Edit Blog Post
Published: June 28th 2019
Today we have a day of travelling from our mountain retreat here in Oman, to Amman in Jordan. We’re very sad to be leaving Oman, which we both think has now become our new favourite country.
There seems to be more gunfire than ever coming from the army base across the canyon this morning, and we suspect that this is likely to get even worse when half the British Army arrives here in a few days time to join in with the training exercises. I wonder if any tourists have ever been hit by stray bullets while they were staying here. Maybe it’s just as well we’re leaving today.
We take the long drive down the mountain and along the highway back to Muscat airport, and board our plane for the three hour flight to Amman.

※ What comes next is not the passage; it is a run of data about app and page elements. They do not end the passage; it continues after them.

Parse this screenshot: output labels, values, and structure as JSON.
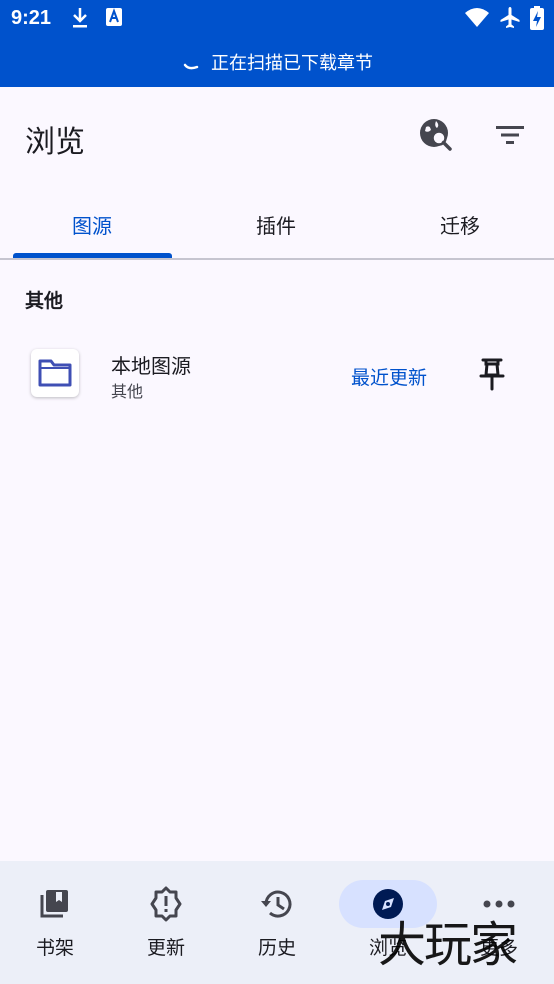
{
  "status_bar": {
    "time": "9:21"
  },
  "banner": {
    "text": "正在扫描已下载章节"
  },
  "appbar": {
    "title": "浏览"
  },
  "tabs": [
    {
      "label": "图源",
      "active": true
    },
    {
      "label": "插件",
      "active": false
    },
    {
      "label": "迁移",
      "active": false
    }
  ],
  "section": {
    "header": "其他"
  },
  "source": {
    "name": "本地图源",
    "language": "其他",
    "latest_label": "最近更新"
  },
  "bottom_nav": [
    {
      "label": "书架",
      "icon": "library-icon"
    },
    {
      "label": "更新",
      "icon": "updates-alert-icon"
    },
    {
      "label": "历史",
      "icon": "history-icon"
    },
    {
      "label": "浏览",
      "icon": "compass-icon",
      "active": true
    },
    {
      "label": "更多",
      "icon": "more-icon"
    }
  ],
  "watermark": "大玩家",
  "colors": {
    "accent": "#0052cc",
    "background": "#fbf8ff",
    "nav_bg": "#eceff8",
    "active_pill": "#d7e1ff"
  }
}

We quickly get a sense that the people in Amman are a bit different to the Omanis, and we suspect that this has probably got more than a little to do with life in Jordan being a lot tougher than it is for the average Omani. Most Omanis seemed to very relaxed, patient, happy and polite. When we first arrived at Muscat airport the customs officers apologised for having to inspect our bags. Now that I think of it, maybe I’d be a bit relaxed, patient, happy and polite too if I didn’t have to pay any tax, had access to free healthcare and education, and had a government that was happy to throw free house and land packages my way. I doubt however that any of this is part of life in Jordan. The Jordanian immigration officers are gruff and rude, and herd us around like cattle. Everyone in the airport seems to be grumpy and in a hurry, and we get the impression that it’s every man for himself here.
Issy asks our taxi driver if he likes tourists, and he tells her that he doesn’t. We hope that he might have misheard the question, but it’s hard to be sure. He is on his phone constantly having grumpy conversations, which means that he’s always driving with only one hand on the wheel. The traffic is frenetic, and everyone drives with their hands glued to their horns. All the drivers seem to be extremely aggressive, and they push and shove their way in front of each other at every opportunity.

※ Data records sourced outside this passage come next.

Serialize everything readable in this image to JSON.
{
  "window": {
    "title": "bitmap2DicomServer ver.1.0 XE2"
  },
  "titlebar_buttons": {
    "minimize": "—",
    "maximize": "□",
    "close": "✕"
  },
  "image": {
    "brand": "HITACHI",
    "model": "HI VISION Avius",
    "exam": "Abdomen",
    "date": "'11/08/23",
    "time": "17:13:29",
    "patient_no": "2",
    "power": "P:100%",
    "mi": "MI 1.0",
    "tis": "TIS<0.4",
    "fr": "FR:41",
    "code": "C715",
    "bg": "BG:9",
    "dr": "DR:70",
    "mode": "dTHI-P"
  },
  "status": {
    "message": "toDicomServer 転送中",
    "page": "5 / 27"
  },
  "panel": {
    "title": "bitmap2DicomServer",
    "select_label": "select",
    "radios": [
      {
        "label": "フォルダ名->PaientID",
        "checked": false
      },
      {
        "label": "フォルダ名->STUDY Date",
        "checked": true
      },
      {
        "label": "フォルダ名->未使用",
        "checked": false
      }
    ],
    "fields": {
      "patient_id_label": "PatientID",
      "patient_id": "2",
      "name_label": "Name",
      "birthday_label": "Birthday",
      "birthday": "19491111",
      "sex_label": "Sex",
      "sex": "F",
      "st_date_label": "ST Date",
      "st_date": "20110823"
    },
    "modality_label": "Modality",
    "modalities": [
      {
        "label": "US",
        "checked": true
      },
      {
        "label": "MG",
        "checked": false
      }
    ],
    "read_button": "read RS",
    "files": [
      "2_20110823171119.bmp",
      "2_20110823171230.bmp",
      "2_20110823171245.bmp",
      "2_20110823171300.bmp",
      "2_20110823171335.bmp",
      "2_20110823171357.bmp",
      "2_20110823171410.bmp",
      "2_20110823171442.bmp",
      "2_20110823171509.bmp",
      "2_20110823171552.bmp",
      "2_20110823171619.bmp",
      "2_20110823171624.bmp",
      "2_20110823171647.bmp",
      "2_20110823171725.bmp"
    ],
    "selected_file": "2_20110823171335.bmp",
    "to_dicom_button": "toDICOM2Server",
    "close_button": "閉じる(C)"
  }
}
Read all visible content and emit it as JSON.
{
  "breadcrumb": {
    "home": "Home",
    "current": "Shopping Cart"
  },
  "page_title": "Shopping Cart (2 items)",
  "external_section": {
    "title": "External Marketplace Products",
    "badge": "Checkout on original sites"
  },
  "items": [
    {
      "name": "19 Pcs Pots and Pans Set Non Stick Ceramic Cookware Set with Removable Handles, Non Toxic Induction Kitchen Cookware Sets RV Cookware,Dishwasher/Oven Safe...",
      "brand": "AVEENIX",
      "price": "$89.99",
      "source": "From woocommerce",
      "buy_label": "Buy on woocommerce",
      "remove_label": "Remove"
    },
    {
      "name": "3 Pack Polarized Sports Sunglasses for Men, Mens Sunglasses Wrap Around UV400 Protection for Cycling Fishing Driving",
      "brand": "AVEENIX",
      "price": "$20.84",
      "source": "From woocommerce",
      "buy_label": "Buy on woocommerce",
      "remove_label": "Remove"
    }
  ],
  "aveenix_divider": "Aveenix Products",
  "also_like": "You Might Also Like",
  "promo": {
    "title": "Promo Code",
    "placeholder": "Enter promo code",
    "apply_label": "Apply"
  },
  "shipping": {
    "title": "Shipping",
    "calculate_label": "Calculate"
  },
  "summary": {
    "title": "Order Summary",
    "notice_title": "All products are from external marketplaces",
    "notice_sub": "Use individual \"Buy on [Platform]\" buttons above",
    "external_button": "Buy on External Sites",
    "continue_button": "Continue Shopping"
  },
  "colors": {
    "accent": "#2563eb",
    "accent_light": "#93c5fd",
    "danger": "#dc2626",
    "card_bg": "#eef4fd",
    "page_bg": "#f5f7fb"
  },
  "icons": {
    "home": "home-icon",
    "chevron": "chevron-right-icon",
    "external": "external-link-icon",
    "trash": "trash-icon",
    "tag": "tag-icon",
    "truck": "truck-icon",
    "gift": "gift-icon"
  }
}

We wonder how safe it is here. There seem to be police everywhere, but we’re not quite sure whether this makes us feel safer because they’re there, or less safe because they need to be there. In a first for us we have to put ourselves and our luggage through a scanner before they’ll let us through the front door of the hotel. That should probably make us feel safer too, but we then wonder why it’s necessary.
It feels like everyone here is on angry pills. We’re both feeling very intimidated, and Issy says that she might just lock herself in the hotel room until we leave here again in a few of days time.

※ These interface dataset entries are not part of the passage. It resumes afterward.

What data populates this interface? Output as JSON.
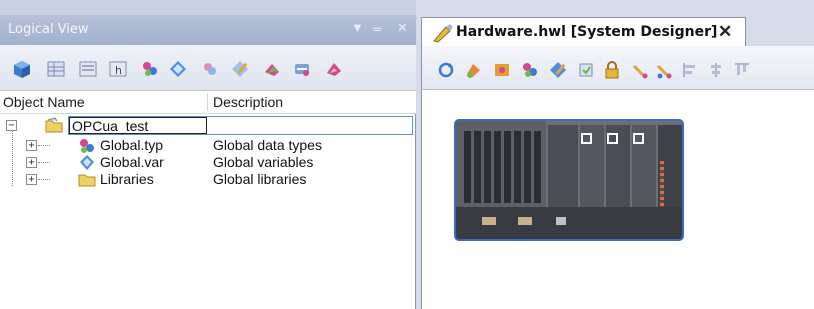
{
  "logical_view": {
    "title": "Logical View",
    "controls": {
      "dropdown": "▼",
      "pin": "ᚚ",
      "close": "✕"
    },
    "toolbar": [
      "open-project",
      "window-grid",
      "explorer",
      "help",
      "data-types",
      "variables",
      "add-datatype",
      "edit",
      "compile",
      "transfer",
      "diagnose"
    ],
    "columns": {
      "name": "Object Name",
      "description": "Description"
    },
    "tree": {
      "root": {
        "label": "OPCua_test",
        "expander": "−"
      },
      "children": [
        {
          "label": "Global.typ",
          "description": "Global data types",
          "expander": "+"
        },
        {
          "label": "Global.var",
          "description": "Global variables",
          "expander": "+"
        },
        {
          "label": "Libraries",
          "description": "Global libraries",
          "expander": "+"
        }
      ]
    }
  },
  "editor": {
    "tab": {
      "title": "Hardware.hwl [System Designer]",
      "close": "✕"
    },
    "toolbar": [
      "refresh",
      "insert",
      "paint",
      "data-types",
      "edit",
      "compile",
      "lock",
      "comment",
      "tools",
      "align-left",
      "align-center",
      "align-top"
    ]
  },
  "colors": {
    "pane_title_bg": "#a8b4cf",
    "tree_selection_border": "#5b8fd1",
    "device_selection": "#3a6bbf",
    "device_body": "#6c6f78"
  }
}
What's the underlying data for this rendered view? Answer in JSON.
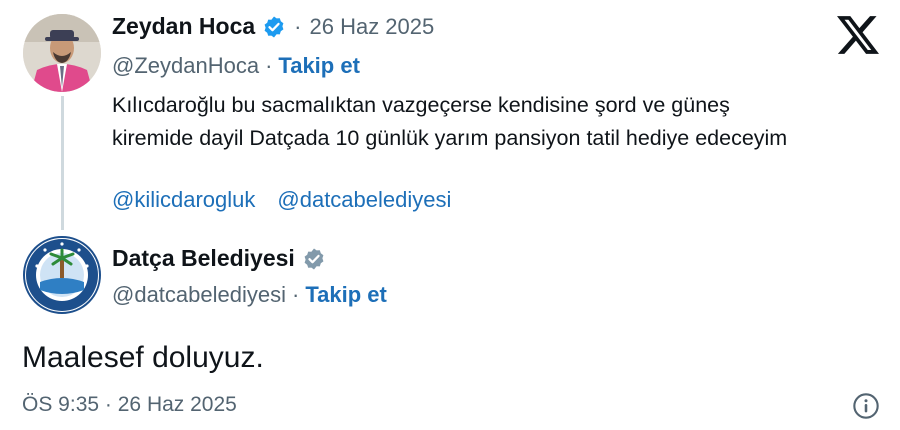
{
  "original_tweet": {
    "author_name": "Zeydan Hoca",
    "separator": "·",
    "date": "26 Haz 2025",
    "handle": "@ZeydanHoca",
    "follow_label": "Takip et",
    "text": "Kılıcdaroğlu bu sacmalıktan  vazgeçerse  kendisine şord ve güneş kiremide dayil Datçada  10 günlük yarım pansiyon tatil hediye edeceyim",
    "mentions": [
      "@kilicdarogluk",
      "@datcabelediyesi"
    ],
    "verified_badge": "blue-check-icon"
  },
  "reply_tweet": {
    "author_name": "Datça Belediyesi",
    "handle": "@datcabelediyesi",
    "separator": "·",
    "follow_label": "Takip et",
    "text": "Maalesef doluyuz.",
    "time": "ÖS 9:35",
    "date": "26 Haz 2025",
    "verified_badge": "gray-check-icon"
  },
  "icons": {
    "x_logo": "x-logo-icon",
    "info": "info-icon"
  },
  "colors": {
    "link_blue": "#1d6fb8",
    "verified_blue": "#1d9bf0",
    "verified_gray": "#829aab",
    "muted_text": "#536471",
    "main_text": "#0f1419"
  }
}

Tot: 0.423s; Tpl: 0.206s; cc: 10; qc: 18; dbt: 0.1106s; 1; m:saturn w:www (220.127.116.11); sld: 11;
; mem: 1.2mb